As the Revenue Department is finalising a new land acquisition policy to fit in Samajwadi Party’s election promise of acquiring land at six times the circle rate, several government departments have expressed concern that any such move would artificially inflate the market rate thereby creating an obstacle to development activities. It will make projects unviable and hamper urban development when population pressure is increasing, several departments have conveyed this to the revenue department.
Among the departments that have raised the red flag are industry y, irrigation, public works and housing which undertake most of the land acquisition for various purposes.
Facing an almost unanimous concern over the issue, the Revenue Department has asked the departments and concerned authorities to work out the likely rise in the cost of the acquisition for the developer and the final purchaser, and how it would affect projects, if farmers were compensated six times the circle rate.
The idea of paying six times the circle rate was the SP’s response to farmers demand for higher compensation in western UP. The party argued that the rates at which various authorities sold land to developers and the rate at which developers further sold land to individuals were much higher than the one paid to the farmers.
Describing the argument as erroneous, an official said that it did not take into account factors like the investment made at every stage for value addition, the land that is left aside for common facilities, and the developer’s profit.
He pointed out that besides the rate paid to farmers, there are several factors which push up the cost of the land. Acquisition expenses, interest on loans taken for making the purchase, implementation of rehabilitation and resettlement policy, contingency costs, development expenses and other costs are added to the land cost when it is sold to a private developer or even when acquired for a government project. Further, the developer undertakes his part of development activities.
“What we are trying to explain is that raising the cost of acquisition six times will backfire’’, said a senior officer.
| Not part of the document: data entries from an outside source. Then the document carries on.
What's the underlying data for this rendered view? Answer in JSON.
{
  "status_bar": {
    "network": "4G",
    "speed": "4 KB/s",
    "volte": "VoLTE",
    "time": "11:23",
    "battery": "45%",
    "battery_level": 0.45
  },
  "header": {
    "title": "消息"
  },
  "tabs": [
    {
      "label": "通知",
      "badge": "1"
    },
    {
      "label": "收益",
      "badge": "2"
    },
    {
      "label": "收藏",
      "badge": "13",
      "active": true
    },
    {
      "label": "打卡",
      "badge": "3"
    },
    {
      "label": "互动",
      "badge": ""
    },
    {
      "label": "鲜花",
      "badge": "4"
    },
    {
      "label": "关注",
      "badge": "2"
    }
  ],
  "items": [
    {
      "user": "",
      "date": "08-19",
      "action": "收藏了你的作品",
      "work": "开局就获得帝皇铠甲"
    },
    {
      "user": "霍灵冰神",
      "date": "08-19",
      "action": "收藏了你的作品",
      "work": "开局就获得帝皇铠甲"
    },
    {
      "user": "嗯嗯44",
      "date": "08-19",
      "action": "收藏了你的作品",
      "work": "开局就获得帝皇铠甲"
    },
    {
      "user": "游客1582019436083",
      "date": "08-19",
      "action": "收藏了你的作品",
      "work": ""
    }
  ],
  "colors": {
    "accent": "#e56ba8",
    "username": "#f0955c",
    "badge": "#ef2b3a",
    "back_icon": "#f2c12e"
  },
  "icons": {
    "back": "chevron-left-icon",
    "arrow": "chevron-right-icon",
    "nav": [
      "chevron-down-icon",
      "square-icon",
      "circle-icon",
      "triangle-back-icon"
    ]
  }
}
The circle rate of land is determined at the District Magistrate’s level after a survey of existing market rates at which land sales have taken place in the area and feedback from different people, including builders. The tentative rate list is made public and objections are invited. After consideration of the objections, the circle rate is notified. Under rules, the survey should take place at least once every two years, but in areas where market rates are changing fast, the rate is revised once or even twice a year.
Before the Mayawati government came to power, compensation for land acquisition was determined on the basis of latest land deals in the area. The Mayawati government enforced the implementation of rules which prescribed that the rate should be decided after an agreement between the farmers and the district administration.
Usually, this rate does not exceed two times the circle rate. “In fact, I have not seen an agreement beyond 1.5 times of the circle rate”, said an senior officer, adding, “Nowhere can the market rate be six times the circle rate, otherwise the very purpose of determining the circle rate would be defeated.”